# [GOAL OF THE EXERCISE]
Every line in the data below that holds "school" should be found and copied.

# [SOURCE INFORMATION]
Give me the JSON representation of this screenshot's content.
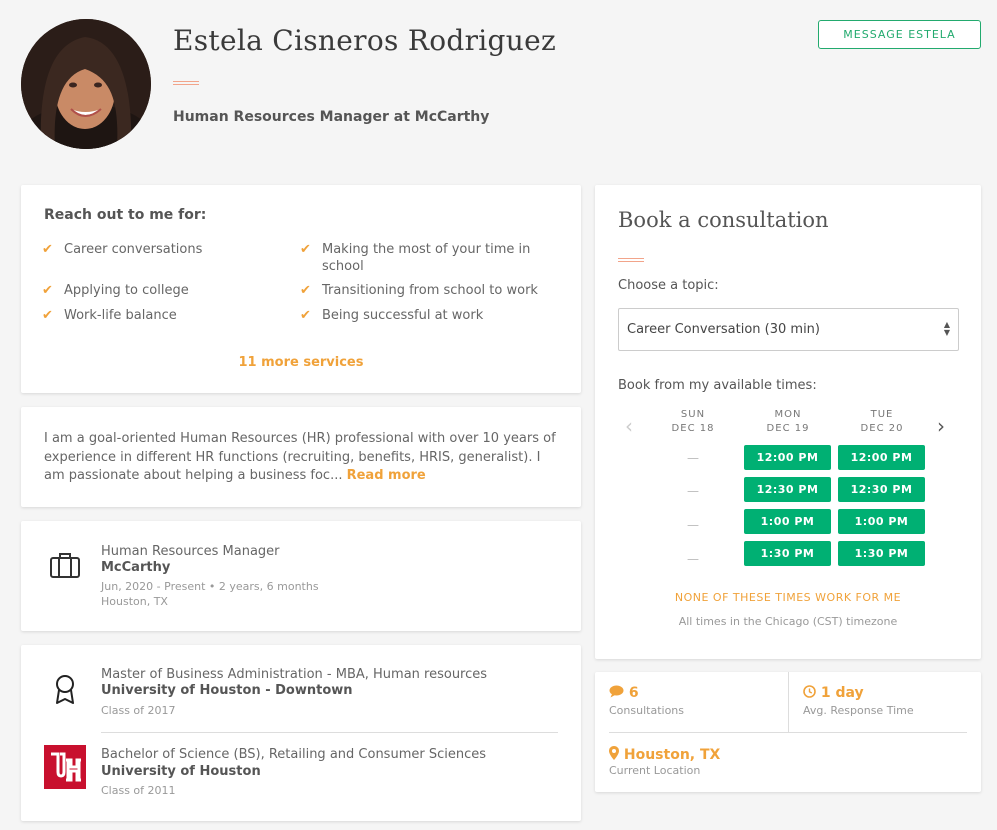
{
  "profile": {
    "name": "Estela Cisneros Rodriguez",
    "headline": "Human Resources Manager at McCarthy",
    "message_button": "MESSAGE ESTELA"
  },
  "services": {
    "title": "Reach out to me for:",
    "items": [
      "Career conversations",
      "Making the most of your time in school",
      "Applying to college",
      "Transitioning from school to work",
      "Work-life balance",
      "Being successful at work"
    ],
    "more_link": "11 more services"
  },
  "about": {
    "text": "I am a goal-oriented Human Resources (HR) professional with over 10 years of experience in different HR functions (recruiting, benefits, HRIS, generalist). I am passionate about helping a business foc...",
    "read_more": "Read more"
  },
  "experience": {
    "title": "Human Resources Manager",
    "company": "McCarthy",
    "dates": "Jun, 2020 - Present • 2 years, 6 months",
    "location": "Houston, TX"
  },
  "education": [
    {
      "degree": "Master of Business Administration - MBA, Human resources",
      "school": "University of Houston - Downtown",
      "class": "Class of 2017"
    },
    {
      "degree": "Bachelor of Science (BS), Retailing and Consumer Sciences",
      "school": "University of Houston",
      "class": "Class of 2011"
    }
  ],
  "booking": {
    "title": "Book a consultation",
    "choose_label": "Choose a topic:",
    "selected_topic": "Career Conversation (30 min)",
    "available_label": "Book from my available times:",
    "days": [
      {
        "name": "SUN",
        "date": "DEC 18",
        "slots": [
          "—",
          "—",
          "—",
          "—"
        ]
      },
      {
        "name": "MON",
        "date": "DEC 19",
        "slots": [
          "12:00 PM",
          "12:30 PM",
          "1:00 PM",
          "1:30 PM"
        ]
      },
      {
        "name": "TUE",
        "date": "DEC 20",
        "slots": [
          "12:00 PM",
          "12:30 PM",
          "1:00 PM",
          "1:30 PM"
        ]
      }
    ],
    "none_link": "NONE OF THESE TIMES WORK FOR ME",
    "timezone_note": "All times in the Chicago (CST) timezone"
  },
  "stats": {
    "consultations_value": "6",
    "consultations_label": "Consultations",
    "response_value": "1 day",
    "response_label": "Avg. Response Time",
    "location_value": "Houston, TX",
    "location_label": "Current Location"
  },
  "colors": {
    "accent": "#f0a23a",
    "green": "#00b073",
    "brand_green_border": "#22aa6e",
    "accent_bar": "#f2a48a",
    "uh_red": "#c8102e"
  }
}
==
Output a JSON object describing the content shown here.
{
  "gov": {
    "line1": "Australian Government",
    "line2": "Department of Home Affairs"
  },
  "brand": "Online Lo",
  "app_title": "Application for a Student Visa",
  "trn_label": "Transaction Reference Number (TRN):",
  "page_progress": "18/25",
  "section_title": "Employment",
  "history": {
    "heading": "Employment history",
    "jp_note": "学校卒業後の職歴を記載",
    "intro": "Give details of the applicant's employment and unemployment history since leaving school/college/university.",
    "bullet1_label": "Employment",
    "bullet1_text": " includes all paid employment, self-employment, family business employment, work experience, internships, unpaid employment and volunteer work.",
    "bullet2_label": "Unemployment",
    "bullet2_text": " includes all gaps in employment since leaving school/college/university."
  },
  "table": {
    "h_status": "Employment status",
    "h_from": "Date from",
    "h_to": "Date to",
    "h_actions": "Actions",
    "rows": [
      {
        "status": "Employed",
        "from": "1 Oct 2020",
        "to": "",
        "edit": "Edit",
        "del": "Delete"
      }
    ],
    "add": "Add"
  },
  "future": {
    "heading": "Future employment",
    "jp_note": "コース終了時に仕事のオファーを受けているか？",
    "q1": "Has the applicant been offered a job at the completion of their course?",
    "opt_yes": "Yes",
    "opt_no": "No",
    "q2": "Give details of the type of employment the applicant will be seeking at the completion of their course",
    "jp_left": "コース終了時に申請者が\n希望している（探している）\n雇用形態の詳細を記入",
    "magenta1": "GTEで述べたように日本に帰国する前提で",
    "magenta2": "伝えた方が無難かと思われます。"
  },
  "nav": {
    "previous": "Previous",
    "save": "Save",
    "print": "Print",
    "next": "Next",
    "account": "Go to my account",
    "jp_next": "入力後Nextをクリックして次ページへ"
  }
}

# [RESPONSE BOX]
      "Making the most of your time in school",
      "Transitioning from school to work",
      "school": "University of Houston - Downtown",
      "school": "University of Houston",
    "intro": "Give details of the applicant's employment and unemployment history since leaving school/college/university.",
    "bullet2_text": " includes all gaps in employment since leaving school/college/university."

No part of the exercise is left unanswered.